(Entries from a dataset of interfaces)
---

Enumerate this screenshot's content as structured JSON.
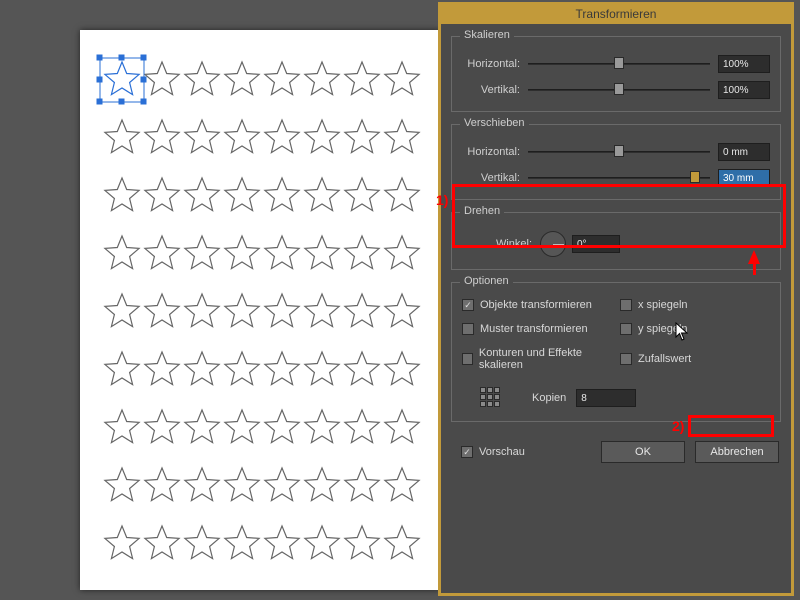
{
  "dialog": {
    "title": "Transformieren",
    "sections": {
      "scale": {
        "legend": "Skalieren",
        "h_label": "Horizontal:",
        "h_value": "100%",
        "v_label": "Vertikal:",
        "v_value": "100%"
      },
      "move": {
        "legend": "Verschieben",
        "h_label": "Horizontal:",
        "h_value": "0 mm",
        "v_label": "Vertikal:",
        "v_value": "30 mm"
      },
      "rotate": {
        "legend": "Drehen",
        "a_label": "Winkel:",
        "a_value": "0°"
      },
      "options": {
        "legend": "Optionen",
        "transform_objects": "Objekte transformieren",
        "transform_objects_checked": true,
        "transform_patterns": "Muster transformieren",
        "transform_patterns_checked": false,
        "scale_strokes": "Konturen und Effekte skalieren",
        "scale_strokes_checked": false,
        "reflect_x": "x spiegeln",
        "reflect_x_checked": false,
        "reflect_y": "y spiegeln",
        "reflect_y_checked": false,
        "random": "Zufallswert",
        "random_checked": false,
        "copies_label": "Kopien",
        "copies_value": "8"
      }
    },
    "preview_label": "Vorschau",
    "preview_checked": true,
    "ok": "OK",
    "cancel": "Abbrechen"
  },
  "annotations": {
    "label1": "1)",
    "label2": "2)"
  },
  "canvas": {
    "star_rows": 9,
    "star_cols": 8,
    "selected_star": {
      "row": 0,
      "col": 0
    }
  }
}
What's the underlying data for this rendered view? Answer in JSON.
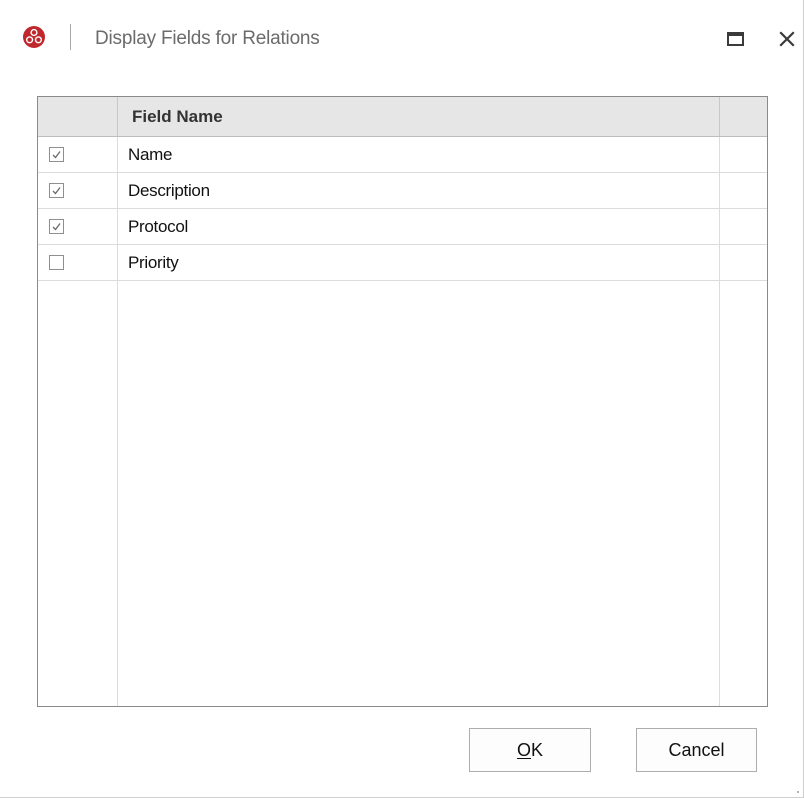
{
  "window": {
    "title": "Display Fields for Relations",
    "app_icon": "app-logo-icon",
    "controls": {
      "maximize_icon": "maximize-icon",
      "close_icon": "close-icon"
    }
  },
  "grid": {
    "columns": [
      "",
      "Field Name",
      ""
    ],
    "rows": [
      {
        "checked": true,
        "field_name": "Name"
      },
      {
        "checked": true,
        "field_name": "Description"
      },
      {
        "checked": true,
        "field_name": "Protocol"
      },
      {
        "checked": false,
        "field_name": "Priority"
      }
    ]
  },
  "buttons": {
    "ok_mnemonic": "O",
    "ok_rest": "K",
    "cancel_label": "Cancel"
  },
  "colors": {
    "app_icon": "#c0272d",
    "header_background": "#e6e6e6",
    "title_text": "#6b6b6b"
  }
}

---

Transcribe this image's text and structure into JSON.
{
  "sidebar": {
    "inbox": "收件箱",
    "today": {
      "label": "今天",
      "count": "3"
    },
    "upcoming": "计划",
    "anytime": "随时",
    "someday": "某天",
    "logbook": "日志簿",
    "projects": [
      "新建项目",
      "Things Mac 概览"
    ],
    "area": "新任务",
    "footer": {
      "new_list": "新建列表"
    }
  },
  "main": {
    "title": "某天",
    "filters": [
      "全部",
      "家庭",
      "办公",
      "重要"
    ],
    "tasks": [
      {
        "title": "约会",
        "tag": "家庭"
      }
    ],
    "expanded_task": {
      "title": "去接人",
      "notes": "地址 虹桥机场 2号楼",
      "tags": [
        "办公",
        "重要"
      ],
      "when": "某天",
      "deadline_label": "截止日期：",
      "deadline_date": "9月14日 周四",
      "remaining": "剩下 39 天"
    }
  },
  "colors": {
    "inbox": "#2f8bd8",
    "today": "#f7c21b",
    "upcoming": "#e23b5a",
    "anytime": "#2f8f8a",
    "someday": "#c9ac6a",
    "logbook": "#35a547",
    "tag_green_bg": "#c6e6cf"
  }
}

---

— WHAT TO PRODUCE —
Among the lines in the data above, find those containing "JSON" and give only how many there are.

— ANSWER TO THIS PROBLEM —
3